= Beginning of Section =

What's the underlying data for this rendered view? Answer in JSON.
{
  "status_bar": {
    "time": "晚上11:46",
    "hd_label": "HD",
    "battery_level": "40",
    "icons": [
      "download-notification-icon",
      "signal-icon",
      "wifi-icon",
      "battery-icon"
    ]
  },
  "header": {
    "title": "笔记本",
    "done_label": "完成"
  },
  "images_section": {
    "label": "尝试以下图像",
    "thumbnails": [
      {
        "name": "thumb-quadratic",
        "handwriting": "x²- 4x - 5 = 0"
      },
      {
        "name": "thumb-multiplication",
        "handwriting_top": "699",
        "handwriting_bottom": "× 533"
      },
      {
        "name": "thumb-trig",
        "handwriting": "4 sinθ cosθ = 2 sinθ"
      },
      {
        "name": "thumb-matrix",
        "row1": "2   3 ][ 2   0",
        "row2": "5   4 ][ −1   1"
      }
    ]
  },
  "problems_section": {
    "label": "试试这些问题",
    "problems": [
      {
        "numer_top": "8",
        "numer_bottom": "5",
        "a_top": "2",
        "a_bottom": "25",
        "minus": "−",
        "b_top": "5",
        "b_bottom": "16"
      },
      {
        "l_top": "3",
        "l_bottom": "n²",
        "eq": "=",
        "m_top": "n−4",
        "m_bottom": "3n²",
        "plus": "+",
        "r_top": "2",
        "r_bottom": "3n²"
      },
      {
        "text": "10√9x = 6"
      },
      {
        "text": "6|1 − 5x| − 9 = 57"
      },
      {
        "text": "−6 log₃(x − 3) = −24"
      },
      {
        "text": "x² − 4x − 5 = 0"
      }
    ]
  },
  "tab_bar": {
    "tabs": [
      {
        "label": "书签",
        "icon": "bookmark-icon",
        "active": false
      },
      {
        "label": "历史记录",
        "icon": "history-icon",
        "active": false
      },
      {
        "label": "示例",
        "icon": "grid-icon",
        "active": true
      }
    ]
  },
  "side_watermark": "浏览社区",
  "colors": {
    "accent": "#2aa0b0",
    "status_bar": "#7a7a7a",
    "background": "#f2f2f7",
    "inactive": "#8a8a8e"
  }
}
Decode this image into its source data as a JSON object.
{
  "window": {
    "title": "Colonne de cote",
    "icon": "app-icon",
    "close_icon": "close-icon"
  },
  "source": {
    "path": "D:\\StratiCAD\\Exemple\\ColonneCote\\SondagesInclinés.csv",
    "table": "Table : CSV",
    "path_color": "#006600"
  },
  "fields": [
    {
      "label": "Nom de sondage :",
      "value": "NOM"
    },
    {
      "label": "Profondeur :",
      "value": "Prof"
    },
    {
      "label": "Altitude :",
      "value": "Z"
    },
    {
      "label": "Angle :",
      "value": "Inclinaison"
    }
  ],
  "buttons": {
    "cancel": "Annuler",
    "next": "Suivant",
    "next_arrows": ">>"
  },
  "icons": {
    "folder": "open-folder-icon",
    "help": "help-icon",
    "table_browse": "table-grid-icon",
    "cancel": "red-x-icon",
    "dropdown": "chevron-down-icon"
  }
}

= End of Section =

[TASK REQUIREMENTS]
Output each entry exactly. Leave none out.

[THE COMPLETED TASK]
What's the underlying data for this rendered view? Answer in JSON.
{
  "status_bar": {
    "time": "晚上11:46",
    "hd_label": "HD",
    "battery_level": "40",
    "icons": [
      "download-notification-icon",
      "signal-icon",
      "wifi-icon",
      "battery-icon"
    ]
  },
  "header": {
    "title": "笔记本",
    "done_label": "完成"
  },
  "images_section": {
    "label": "尝试以下图像",
    "thumbnails": [
      {
        "name": "thumb-quadratic",
        "handwriting": "x²- 4x - 5 = 0"
      },
      {
        "name": "thumb-multiplication",
        "handwriting_top": "699",
        "handwriting_bottom": "× 533"
      },
      {
        "name": "thumb-trig",
        "handwriting": "4 sinθ cosθ = 2 sinθ"
      },
      {
        "name": "thumb-matrix",
        "row1": "2   3 ][ 2   0",
        "row2": "5   4 ][ −1   1"
      }
    ]
  },
  "problems_section": {
    "label": "试试这些问题",
    "problems": [
      {
        "numer_top": "8",
        "numer_bottom": "5",
        "a_top": "2",
        "a_bottom": "25",
        "minus": "−",
        "b_top": "5",
        "b_bottom": "16"
      },
      {
        "l_top": "3",
        "l_bottom": "n²",
        "eq": "=",
        "m_top": "n−4",
        "m_bottom": "3n²",
        "plus": "+",
        "r_top": "2",
        "r_bottom": "3n²"
      },
      {
        "text": "10√9x = 6"
      },
      {
        "text": "6|1 − 5x| − 9 = 57"
      },
      {
        "text": "−6 log₃(x − 3) = −24"
      },
      {
        "text": "x² − 4x − 5 = 0"
      }
    ]
  },
  "tab_bar": {
    "tabs": [
      {
        "label": "书签",
        "icon": "bookmark-icon",
        "active": false
      },
      {
        "label": "历史记录",
        "icon": "history-icon",
        "active": false
      },
      {
        "label": "示例",
        "icon": "grid-icon",
        "active": true
      }
    ]
  },
  "side_watermark": "浏览社区",
  "colors": {
    "accent": "#2aa0b0",
    "status_bar": "#7a7a7a",
    "background": "#f2f2f7",
    "inactive": "#8a8a8e"
  }
}
Decode this image into its source data as a JSON object.
{
  "window": {
    "title": "Colonne de cote",
    "icon": "app-icon",
    "close_icon": "close-icon"
  },
  "source": {
    "path": "D:\\StratiCAD\\Exemple\\ColonneCote\\SondagesInclinés.csv",
    "table": "Table : CSV",
    "path_color": "#006600"
  },
  "fields": [
    {
      "label": "Nom de sondage :",
      "value": "NOM"
    },
    {
      "label": "Profondeur :",
      "value": "Prof"
    },
    {
      "label": "Altitude :",
      "value": "Z"
    },
    {
      "label": "Angle :",
      "value": "Inclinaison"
    }
  ],
  "buttons": {
    "cancel": "Annuler",
    "next": "Suivant",
    "next_arrows": ">>"
  },
  "icons": {
    "folder": "open-folder-icon",
    "help": "help-icon",
    "table_browse": "table-grid-icon",
    "cancel": "red-x-icon",
    "dropdown": "chevron-down-icon"
  }
}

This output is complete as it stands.